EXTRACTED DATA:
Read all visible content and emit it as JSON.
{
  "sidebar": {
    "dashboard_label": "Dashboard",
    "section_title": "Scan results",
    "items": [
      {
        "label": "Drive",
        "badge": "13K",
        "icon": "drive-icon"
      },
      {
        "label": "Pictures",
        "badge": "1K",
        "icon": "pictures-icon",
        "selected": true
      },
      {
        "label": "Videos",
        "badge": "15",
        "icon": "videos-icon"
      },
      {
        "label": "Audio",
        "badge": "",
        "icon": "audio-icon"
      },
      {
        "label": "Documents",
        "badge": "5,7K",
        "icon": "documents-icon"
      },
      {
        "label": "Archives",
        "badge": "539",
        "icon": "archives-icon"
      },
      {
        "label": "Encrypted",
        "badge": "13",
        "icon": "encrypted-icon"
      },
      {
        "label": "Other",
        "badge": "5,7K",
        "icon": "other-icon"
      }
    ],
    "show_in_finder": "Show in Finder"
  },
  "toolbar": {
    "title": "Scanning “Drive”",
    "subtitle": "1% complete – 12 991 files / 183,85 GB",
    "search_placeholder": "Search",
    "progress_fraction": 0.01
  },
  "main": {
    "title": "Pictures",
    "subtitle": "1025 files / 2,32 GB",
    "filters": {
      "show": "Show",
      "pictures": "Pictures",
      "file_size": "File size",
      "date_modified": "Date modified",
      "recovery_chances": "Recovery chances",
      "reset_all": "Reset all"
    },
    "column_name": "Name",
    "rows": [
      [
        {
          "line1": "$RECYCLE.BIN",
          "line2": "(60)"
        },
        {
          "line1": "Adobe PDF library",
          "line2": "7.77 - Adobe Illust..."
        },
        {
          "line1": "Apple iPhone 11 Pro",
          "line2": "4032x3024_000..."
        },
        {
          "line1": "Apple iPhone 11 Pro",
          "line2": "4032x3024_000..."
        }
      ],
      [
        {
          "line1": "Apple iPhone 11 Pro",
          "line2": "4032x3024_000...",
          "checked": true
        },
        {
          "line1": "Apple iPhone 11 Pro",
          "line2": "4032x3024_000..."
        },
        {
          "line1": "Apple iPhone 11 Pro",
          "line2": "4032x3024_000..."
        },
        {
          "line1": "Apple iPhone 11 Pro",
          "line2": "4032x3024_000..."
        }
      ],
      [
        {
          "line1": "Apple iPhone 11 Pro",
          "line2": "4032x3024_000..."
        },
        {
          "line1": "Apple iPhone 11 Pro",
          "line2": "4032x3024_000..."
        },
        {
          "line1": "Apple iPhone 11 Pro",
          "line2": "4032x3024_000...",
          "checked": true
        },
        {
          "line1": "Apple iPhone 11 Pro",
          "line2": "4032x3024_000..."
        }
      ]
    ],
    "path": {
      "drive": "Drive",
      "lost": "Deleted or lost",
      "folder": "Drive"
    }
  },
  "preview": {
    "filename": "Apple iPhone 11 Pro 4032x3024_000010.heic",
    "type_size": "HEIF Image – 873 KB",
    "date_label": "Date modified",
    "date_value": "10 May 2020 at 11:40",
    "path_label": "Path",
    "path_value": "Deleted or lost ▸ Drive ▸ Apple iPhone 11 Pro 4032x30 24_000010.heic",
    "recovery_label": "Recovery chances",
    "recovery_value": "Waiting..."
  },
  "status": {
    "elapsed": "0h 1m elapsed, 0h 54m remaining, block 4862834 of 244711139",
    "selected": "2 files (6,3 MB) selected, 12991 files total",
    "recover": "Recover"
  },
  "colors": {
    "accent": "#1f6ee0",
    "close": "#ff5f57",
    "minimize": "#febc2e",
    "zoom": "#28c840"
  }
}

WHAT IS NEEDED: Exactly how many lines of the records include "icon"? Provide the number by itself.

RESULT FOR THIS TASK: 8